#### Material supplied ####

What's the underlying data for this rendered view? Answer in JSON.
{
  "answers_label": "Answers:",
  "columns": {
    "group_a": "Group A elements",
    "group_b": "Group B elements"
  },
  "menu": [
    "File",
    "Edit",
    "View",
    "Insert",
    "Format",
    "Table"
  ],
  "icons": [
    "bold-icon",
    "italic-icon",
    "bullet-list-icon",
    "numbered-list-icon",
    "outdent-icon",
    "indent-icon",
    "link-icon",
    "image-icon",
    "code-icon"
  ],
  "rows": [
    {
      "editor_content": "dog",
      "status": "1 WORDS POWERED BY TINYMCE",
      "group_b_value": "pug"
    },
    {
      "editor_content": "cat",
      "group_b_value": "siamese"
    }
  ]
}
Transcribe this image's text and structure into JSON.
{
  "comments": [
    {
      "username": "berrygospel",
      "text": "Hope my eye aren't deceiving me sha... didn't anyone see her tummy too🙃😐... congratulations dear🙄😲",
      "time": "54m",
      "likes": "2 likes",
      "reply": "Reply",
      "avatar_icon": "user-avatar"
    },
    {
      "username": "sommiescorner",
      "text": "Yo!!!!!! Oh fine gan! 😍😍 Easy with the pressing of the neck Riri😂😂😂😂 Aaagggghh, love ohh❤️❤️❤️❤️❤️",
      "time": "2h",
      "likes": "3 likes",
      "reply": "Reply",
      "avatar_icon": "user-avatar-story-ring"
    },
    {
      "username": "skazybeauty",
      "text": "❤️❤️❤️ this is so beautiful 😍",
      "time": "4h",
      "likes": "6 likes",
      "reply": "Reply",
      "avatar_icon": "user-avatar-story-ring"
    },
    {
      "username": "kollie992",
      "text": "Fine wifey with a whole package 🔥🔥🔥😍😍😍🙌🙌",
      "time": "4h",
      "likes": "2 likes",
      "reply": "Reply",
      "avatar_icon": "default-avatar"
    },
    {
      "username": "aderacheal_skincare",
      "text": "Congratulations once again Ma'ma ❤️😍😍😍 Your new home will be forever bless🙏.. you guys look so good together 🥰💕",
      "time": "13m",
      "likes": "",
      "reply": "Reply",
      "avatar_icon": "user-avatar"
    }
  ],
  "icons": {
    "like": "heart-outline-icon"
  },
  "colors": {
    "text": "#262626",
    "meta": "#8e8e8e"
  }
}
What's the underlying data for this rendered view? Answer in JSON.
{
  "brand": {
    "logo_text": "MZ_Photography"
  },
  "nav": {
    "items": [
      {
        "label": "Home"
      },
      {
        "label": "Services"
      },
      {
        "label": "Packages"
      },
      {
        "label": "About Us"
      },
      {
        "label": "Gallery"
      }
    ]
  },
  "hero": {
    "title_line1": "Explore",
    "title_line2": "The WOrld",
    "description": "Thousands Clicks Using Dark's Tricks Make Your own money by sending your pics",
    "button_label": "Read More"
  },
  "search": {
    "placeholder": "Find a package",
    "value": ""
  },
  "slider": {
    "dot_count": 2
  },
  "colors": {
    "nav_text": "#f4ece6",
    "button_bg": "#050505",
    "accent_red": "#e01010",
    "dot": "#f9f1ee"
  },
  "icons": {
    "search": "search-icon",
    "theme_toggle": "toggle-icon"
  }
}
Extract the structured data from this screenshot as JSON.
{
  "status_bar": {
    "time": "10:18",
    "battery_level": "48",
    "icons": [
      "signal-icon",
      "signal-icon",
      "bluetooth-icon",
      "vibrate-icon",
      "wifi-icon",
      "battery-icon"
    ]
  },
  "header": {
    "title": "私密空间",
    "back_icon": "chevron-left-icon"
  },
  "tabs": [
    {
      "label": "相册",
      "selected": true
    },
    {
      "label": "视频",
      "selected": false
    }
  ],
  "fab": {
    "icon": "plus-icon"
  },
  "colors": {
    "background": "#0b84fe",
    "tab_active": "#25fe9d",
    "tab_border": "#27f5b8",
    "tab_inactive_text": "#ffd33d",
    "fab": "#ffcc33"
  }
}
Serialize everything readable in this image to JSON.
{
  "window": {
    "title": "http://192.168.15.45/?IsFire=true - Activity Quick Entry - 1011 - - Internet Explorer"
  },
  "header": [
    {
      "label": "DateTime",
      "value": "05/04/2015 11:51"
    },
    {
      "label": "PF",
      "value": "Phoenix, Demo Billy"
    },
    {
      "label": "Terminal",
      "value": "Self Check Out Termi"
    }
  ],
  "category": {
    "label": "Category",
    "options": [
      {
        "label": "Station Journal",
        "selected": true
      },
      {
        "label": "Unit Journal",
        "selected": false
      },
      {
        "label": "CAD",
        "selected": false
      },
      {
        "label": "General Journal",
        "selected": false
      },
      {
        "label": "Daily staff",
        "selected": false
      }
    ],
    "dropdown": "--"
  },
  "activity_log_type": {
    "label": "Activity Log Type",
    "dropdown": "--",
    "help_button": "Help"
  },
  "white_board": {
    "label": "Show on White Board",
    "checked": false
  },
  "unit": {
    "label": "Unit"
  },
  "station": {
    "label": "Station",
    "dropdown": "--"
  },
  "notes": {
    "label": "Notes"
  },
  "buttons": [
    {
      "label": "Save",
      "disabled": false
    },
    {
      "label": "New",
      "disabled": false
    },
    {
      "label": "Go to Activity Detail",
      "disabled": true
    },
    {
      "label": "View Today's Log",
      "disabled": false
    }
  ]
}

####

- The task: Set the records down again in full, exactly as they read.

- Answer space:
What's the underlying data for this rendered view? Answer in JSON.
{
  "answers_label": "Answers:",
  "columns": {
    "group_a": "Group A elements",
    "group_b": "Group B elements"
  },
  "menu": [
    "File",
    "Edit",
    "View",
    "Insert",
    "Format",
    "Table"
  ],
  "icons": [
    "bold-icon",
    "italic-icon",
    "bullet-list-icon",
    "numbered-list-icon",
    "outdent-icon",
    "indent-icon",
    "link-icon",
    "image-icon",
    "code-icon"
  ],
  "rows": [
    {
      "editor_content": "dog",
      "status": "1 WORDS POWERED BY TINYMCE",
      "group_b_value": "pug"
    },
    {
      "editor_content": "cat",
      "group_b_value": "siamese"
    }
  ]
}
Transcribe this image's text and structure into JSON.
{
  "comments": [
    {
      "username": "berrygospel",
      "text": "Hope my eye aren't deceiving me sha... didn't anyone see her tummy too🙃😐... congratulations dear🙄😲",
      "time": "54m",
      "likes": "2 likes",
      "reply": "Reply",
      "avatar_icon": "user-avatar"
    },
    {
      "username": "sommiescorner",
      "text": "Yo!!!!!! Oh fine gan! 😍😍 Easy with the pressing of the neck Riri😂😂😂😂 Aaagggghh, love ohh❤️❤️❤️❤️❤️",
      "time": "2h",
      "likes": "3 likes",
      "reply": "Reply",
      "avatar_icon": "user-avatar-story-ring"
    },
    {
      "username": "skazybeauty",
      "text": "❤️❤️❤️ this is so beautiful 😍",
      "time": "4h",
      "likes": "6 likes",
      "reply": "Reply",
      "avatar_icon": "user-avatar-story-ring"
    },
    {
      "username": "kollie992",
      "text": "Fine wifey with a whole package 🔥🔥🔥😍😍😍🙌🙌",
      "time": "4h",
      "likes": "2 likes",
      "reply": "Reply",
      "avatar_icon": "default-avatar"
    },
    {
      "username": "aderacheal_skincare",
      "text": "Congratulations once again Ma'ma ❤️😍😍😍 Your new home will be forever bless🙏.. you guys look so good together 🥰💕",
      "time": "13m",
      "likes": "",
      "reply": "Reply",
      "avatar_icon": "user-avatar"
    }
  ],
  "icons": {
    "like": "heart-outline-icon"
  },
  "colors": {
    "text": "#262626",
    "meta": "#8e8e8e"
  }
}
What's the underlying data for this rendered view? Answer in JSON.
{
  "brand": {
    "logo_text": "MZ_Photography"
  },
  "nav": {
    "items": [
      {
        "label": "Home"
      },
      {
        "label": "Services"
      },
      {
        "label": "Packages"
      },
      {
        "label": "About Us"
      },
      {
        "label": "Gallery"
      }
    ]
  },
  "hero": {
    "title_line1": "Explore",
    "title_line2": "The WOrld",
    "description": "Thousands Clicks Using Dark's Tricks Make Your own money by sending your pics",
    "button_label": "Read More"
  },
  "search": {
    "placeholder": "Find a package",
    "value": ""
  },
  "slider": {
    "dot_count": 2
  },
  "colors": {
    "nav_text": "#f4ece6",
    "button_bg": "#050505",
    "accent_red": "#e01010",
    "dot": "#f9f1ee"
  },
  "icons": {
    "search": "search-icon",
    "theme_toggle": "toggle-icon"
  }
}
Extract the structured data from this screenshot as JSON.
{
  "status_bar": {
    "time": "10:18",
    "battery_level": "48",
    "icons": [
      "signal-icon",
      "signal-icon",
      "bluetooth-icon",
      "vibrate-icon",
      "wifi-icon",
      "battery-icon"
    ]
  },
  "header": {
    "title": "私密空间",
    "back_icon": "chevron-left-icon"
  },
  "tabs": [
    {
      "label": "相册",
      "selected": true
    },
    {
      "label": "视频",
      "selected": false
    }
  ],
  "fab": {
    "icon": "plus-icon"
  },
  "colors": {
    "background": "#0b84fe",
    "tab_active": "#25fe9d",
    "tab_border": "#27f5b8",
    "tab_inactive_text": "#ffd33d",
    "fab": "#ffcc33"
  }
}
Serialize everything readable in this image to JSON.
{
  "window": {
    "title": "http://192.168.15.45/?IsFire=true - Activity Quick Entry - 1011 - - Internet Explorer"
  },
  "header": [
    {
      "label": "DateTime",
      "value": "05/04/2015 11:51"
    },
    {
      "label": "PF",
      "value": "Phoenix, Demo Billy"
    },
    {
      "label": "Terminal",
      "value": "Self Check Out Termi"
    }
  ],
  "category": {
    "label": "Category",
    "options": [
      {
        "label": "Station Journal",
        "selected": true
      },
      {
        "label": "Unit Journal",
        "selected": false
      },
      {
        "label": "CAD",
        "selected": false
      },
      {
        "label": "General Journal",
        "selected": false
      },
      {
        "label": "Daily staff",
        "selected": false
      }
    ],
    "dropdown": "--"
  },
  "activity_log_type": {
    "label": "Activity Log Type",
    "dropdown": "--",
    "help_button": "Help"
  },
  "white_board": {
    "label": "Show on White Board",
    "checked": false
  },
  "unit": {
    "label": "Unit"
  },
  "station": {
    "label": "Station",
    "dropdown": "--"
  },
  "notes": {
    "label": "Notes"
  },
  "buttons": [
    {
      "label": "Save",
      "disabled": false
    },
    {
      "label": "New",
      "disabled": false
    },
    {
      "label": "Go to Activity Detail",
      "disabled": true
    },
    {
      "label": "View Today's Log",
      "disabled": false
    }
  ]
}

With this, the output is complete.